25. "Manual of the Cuddapah District," 1875, 284.


The Panos (hill weavers) of Ganjam are said, on more than one occasion, to have rifled the grave of a European, in the belief that buried treasure would be found.


Many years ago, a woman was supposed to be possessed with a devil, and an exorcist was consulted, who declared that a human sacrifice was necessary. A victim was selected, and made very drunk. His head was cut off, and the blood, mixed with rice, was offered to the idol. The body was then hacked so as to deceive the police, and thrown into a pond26.

26. Lieutenant-General F. F. Burton, "An Indian Olio," 307.


At a village near Berhampur in Ganjam, Mr S. P. Rice tells us27, a number of villagers went out together. By and bye, according to a preconcerted plan, one of the party suggested a drink. The intended victim was drugged, and taken along to the statue of the goddess, or shrine containing what did duty for the statue. He was then thrown down with his face on the ground in an attitude suggesting supplication, and, while he was still in a state of stupor, his head was chopped off with an axe.

27. " Occasional Essays on Native South Indian Life," 1901, 72-3.


It is narrated by Chevers28 that, in 1840, a religious mendicant, on his way back from Ramesvaram, located himself in a village near Ramnad, and gave himself out to be gifted with the power of working miracles. One evening, the chucklers (leather-workers) of the village, observing crows and vultures hovering near a group of trees, and suspecting that there was carrion for them to feast upon, were tempted to visit the spot, where they found a corpse, mangled most fearfully, and with the left hand and right leg cut off. Many nails were driven into the head, a garland was placed round the neck, and the forehead smeared with sandal paste. It was rumoured that a certain person was ailing, and that the holy man decreed that nothing short of a human sacrifice could save him, and that the victim should bear his name. The holy man disappeared, but was captured shortly afterwards.

28. " Manual of Medical Jurisprudence in India," 1870.


A copper-plate grant, acquired a few years ago at Tirupati, and believed to be a forgery, records that a temple car was made for the goddess Kalikadevi of Conjeeveram by certain Panchalans (members of the artisan classes). While it was being taken to the temple, a magician stopped it by means of incantations.
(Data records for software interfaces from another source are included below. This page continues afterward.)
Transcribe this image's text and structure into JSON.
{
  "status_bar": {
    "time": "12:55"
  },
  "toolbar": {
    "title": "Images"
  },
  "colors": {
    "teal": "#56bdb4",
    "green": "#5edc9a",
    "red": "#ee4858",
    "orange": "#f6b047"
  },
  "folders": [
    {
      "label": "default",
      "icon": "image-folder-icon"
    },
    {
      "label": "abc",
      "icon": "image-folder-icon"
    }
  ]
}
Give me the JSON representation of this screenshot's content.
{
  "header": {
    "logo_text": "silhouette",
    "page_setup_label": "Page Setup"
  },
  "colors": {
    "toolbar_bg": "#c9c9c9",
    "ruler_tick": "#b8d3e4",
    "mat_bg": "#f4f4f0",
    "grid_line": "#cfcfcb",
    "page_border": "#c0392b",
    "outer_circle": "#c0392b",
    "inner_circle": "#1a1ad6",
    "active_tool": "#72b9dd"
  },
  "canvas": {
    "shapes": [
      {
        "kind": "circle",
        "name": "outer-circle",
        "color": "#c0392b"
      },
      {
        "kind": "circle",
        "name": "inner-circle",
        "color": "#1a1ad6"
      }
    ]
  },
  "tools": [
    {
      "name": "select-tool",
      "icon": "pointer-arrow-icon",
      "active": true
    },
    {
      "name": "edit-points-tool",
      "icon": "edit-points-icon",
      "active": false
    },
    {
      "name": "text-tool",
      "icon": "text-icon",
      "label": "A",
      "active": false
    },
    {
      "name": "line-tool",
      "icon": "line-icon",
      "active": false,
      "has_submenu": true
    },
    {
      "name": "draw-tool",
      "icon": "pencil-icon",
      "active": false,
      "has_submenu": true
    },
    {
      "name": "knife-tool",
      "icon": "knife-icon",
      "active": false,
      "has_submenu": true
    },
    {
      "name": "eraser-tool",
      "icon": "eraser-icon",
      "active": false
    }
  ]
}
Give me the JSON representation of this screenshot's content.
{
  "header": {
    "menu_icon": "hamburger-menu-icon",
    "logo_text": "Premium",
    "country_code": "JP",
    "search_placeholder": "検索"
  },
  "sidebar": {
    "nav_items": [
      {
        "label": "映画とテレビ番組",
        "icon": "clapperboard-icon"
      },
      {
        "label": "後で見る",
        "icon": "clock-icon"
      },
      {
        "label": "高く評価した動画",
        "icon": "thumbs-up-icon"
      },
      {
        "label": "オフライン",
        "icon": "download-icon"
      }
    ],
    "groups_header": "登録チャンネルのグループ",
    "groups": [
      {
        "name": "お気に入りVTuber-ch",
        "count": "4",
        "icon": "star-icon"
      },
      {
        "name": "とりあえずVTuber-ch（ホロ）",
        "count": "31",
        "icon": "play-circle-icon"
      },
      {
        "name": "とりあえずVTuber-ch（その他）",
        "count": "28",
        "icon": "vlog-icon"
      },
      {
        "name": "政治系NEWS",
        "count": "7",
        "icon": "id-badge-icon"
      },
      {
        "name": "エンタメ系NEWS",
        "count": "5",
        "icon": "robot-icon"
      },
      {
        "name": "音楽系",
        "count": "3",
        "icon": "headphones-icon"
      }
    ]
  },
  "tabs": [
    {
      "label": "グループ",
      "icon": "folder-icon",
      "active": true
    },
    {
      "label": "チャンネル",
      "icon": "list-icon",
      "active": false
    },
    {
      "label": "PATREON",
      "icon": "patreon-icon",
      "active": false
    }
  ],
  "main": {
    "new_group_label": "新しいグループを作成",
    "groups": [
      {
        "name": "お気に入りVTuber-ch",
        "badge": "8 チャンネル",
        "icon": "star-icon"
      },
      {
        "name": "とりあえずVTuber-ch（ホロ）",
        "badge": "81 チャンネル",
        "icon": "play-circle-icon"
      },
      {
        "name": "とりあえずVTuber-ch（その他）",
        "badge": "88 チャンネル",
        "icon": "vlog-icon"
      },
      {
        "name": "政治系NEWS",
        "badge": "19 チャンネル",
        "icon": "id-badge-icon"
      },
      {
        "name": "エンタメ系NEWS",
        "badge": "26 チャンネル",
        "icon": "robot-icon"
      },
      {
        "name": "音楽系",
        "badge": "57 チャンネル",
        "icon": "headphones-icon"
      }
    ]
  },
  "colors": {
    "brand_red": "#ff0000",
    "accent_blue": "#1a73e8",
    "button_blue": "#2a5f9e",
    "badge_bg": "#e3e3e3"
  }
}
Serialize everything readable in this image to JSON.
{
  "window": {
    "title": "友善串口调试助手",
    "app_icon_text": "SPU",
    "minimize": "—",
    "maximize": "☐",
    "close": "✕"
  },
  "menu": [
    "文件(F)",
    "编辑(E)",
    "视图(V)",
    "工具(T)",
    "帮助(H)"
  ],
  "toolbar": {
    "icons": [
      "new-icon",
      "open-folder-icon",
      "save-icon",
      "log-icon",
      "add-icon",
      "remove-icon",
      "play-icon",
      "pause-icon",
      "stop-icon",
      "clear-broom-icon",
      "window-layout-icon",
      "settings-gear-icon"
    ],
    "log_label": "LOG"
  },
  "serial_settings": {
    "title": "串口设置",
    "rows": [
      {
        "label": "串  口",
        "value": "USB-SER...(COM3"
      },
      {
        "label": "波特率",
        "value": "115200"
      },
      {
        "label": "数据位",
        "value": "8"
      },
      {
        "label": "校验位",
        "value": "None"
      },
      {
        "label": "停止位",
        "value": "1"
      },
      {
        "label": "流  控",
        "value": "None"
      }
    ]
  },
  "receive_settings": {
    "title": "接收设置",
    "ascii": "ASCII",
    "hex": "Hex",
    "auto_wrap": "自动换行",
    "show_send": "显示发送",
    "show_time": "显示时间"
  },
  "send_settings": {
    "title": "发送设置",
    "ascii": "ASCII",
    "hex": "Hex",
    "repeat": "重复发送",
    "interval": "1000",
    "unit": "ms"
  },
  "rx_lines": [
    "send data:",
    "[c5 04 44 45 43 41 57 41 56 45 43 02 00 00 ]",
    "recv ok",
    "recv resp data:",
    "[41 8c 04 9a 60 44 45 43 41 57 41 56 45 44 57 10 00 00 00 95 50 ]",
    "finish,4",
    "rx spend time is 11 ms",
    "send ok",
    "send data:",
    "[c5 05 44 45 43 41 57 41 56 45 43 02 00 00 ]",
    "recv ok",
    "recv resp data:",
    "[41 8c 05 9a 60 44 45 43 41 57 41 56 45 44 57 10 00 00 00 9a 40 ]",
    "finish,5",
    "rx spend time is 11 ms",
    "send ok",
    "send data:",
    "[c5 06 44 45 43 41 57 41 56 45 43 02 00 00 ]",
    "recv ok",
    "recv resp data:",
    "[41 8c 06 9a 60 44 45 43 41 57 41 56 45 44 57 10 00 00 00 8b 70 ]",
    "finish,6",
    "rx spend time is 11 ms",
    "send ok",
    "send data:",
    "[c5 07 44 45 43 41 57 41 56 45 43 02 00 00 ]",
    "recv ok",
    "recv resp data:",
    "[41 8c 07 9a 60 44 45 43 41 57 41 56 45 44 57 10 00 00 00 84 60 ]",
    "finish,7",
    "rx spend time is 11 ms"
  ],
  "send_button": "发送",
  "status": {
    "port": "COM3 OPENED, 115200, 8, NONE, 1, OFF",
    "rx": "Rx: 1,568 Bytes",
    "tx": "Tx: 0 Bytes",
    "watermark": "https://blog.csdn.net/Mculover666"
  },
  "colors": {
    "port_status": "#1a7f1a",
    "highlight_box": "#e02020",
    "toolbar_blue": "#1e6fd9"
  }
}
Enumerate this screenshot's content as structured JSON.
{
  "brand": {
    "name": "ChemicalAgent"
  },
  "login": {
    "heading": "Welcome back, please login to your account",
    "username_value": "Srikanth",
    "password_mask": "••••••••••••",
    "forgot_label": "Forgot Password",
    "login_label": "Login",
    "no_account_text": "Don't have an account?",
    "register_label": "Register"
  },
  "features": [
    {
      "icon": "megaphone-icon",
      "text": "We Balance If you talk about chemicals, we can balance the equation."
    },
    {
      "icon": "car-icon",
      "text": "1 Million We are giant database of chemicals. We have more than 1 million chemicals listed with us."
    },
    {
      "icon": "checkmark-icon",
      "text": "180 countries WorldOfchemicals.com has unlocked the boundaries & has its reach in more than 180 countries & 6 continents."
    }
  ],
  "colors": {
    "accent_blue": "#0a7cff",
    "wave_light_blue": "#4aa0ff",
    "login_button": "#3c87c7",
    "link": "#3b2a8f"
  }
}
The help of another magician was sought, and he cut off the head of his pregnant daughter, suspended it to the car, and performed certain rites. The car then moved, and the woman, whose head was cut off, was brought back to life. A somewhat similar legend is recorded in another copper-plate grant discovered in 1910 in the North Arcot district, which is also believed to be a forgery. It is there stated that the five castes of artisans made a bellmetal car for the Kamakshiamman temple at Conjeeveram. Members of these five castes, belonging to the left-hand faction, commenced to drag it, but Seniyasingapuli, belonging to the right-hand faction, by means of magical powers, raised a thousand evil spirits against each wheel, and arrested its progress. A woman, named Mangammal, offered to sacrifice her son, and the artisans accordingly purchased the boy, saying that they would give her a head equal to that of a new-born child. Eventually, Mangammal herself laid down before the car. Her head was cut off, and hung at the top of the car. Her abdomen was torn open, and the foetus removed therefrom, and dedicated to the evil spirit. The headless trunk was buried in the path of the wheels.

1.  William Logan’s ‘Malabar Manual’

2.  MEIN KAMPF by Adolf Hitler - A demystification!

3.  Native life in Travancore by Rev. Samuel Mateer

4.  Castes and Tribes of Southern India by Edgar Thurston

5. A commentary on Kamasutra

6. Feudal languages! What are they?

7. Software codes of mantra, tantra &c.

8. Indian culture! What is it exactly?

9. You and your star by CHEIRO

10. English Classics Illustrated

A small annotated commentary on this book can be seen in the book:
 

Software codes of mantra